What FTC’s Cole Haan ruling means for marketers’ Pinterest contests
By Chantal Tode
April 3, 2014
From Cole Haan’s Wandering Sole Pinterest board
A recent ruling against Cole Haan from the Federal Trade Commission puts marketers on notice that pinned content on Pinterest featuring a brands product and generated via a contest must be clearly marked as a product endorsement.
The FTC has not previously explicitly addressed whether a pin on Pinterest constitutes an endorsement, but the agency asserted in a recent letter that the brand created a deceptive situation because consumers did not realize others had received an incentive for pinning the brands products to Pinterest. While contests built around encouraging consumers to upload content to social media sites have been growing in popularity thanks to how easy it is share photos from a smartphone, the ruling points to one of the potential pitfalls with such a strategy.
We believe that participants’ pins featuring Cole Haan products were endorsements of the Cole Haan products, and the fact that the pins were incentivized by the opportunity to win a $1000 shopping spree would not reasonably be expected by consumers who saw the pins, said Mary K. Engle, associate director for advertising practices at the FTC in the letter to Cole Haan’s attorneys.

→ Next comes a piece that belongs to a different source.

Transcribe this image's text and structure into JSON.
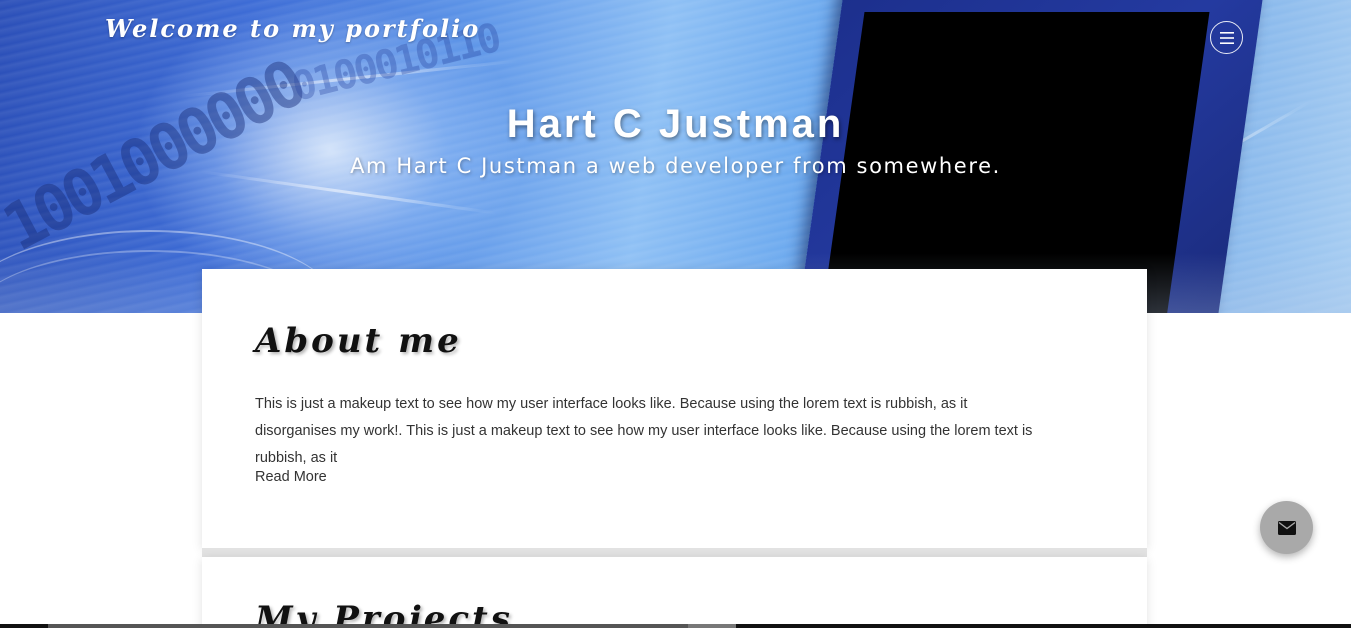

Moreover, we were concerned that Cole Haan did not instruct contestants to label their pins and Pinterest boards to make it clear that they had pinned Cole Haan products as part of a contest, she said.
We do not believe that the “#WanderingSole” hashtag adequately communicated the financial Incentive – a material connection – between contestants and Cole Haan.
The FTC’s advertising practices division conducted an investigation into whether Cole Haan’s Wandering Sole contest violated an FTC act requiring the disclosure of a material connection between a marketer and an endorser when such relationship is not otherwise apparent.
The contest in question encouraged consumers to create Pinterest boards that included five shoe images from Cole Haan’s Pinterest board and five images of the contestants favorite places to wander. By posting the images and using the hashtag #WanderingSole in each pin description, contestants were entered to win a $1,000 shopping spree.
In the letter to a Kelley Drye Warren attorney, the FTC said it decided against enforcement action in this case because it has not previously addressed whether entry into a contest is a form of material connection or whether a pin on Pinterest can constitute an endorsement.
The FTC also mentioned the contest’s limited duration and limited response rate as factors in its decision to not pursue enforcement action.
The FTC has been increasingly focused on enforcing its endorsement and testimonial guidelines to social media contests, particularly on Pinterest, per William Heberer, partner at Moritt Hock and Hamroff.
However, marketers have not always been clear about how to disclose a material connection between a brand and social content posted by a consumer. The ruling against Cole Haan helps clarify the situation somewhat for marketers.
While the agency didnt bring any enforcement action against Cole Haan in this situation, its letter has the effect of putting marketers on notice that the FTC believes that these types of contests must include better disclosure of the fact that the consumer is receiving an entry in exchange for their pins about the marketers product, Mr. Heberer said.
The FTC offered a very clear signal a couple of years ago when it moved ahead with its amendments to the endorsement and testimonial guides, he said. While the obligation to disclose the connection between the contest sponsor and contest entrant is generally understood, marketers are less clear about how that information should be disclosed.
With this letter, the FTC is providing some insight into its thinking with respect to Pinterest promotions and the manner in which the relationship between the brand and the contest entrant needs to be disclosed.
The ruling makes it clear that marketers need to be sure they are always disclosing a material connection if they are compensating consumers in some way for pinning, posting or otherwise endorsing their brand, even on social media sites.
While the number of user-generated content contests on social media is growing, most marketers are already careful about putting the proper disclosures in place, per Mark Pinsent, London-based social and content lead at Metia.
Anybody whos run incentivised competitions in social media on behalf of clients has known for a long while that transparency is essential, Mr. Pinsent said. Whether in the U.S., here in the UK or most other markets, the advertising regulators have made it very clear that such contests, whether involving user-generated content or otherwise, represent a form of advertising and brand or product endorsement and should be clearly marked as such.
Chantal Tode is associate editor on Mobile Marketer, New York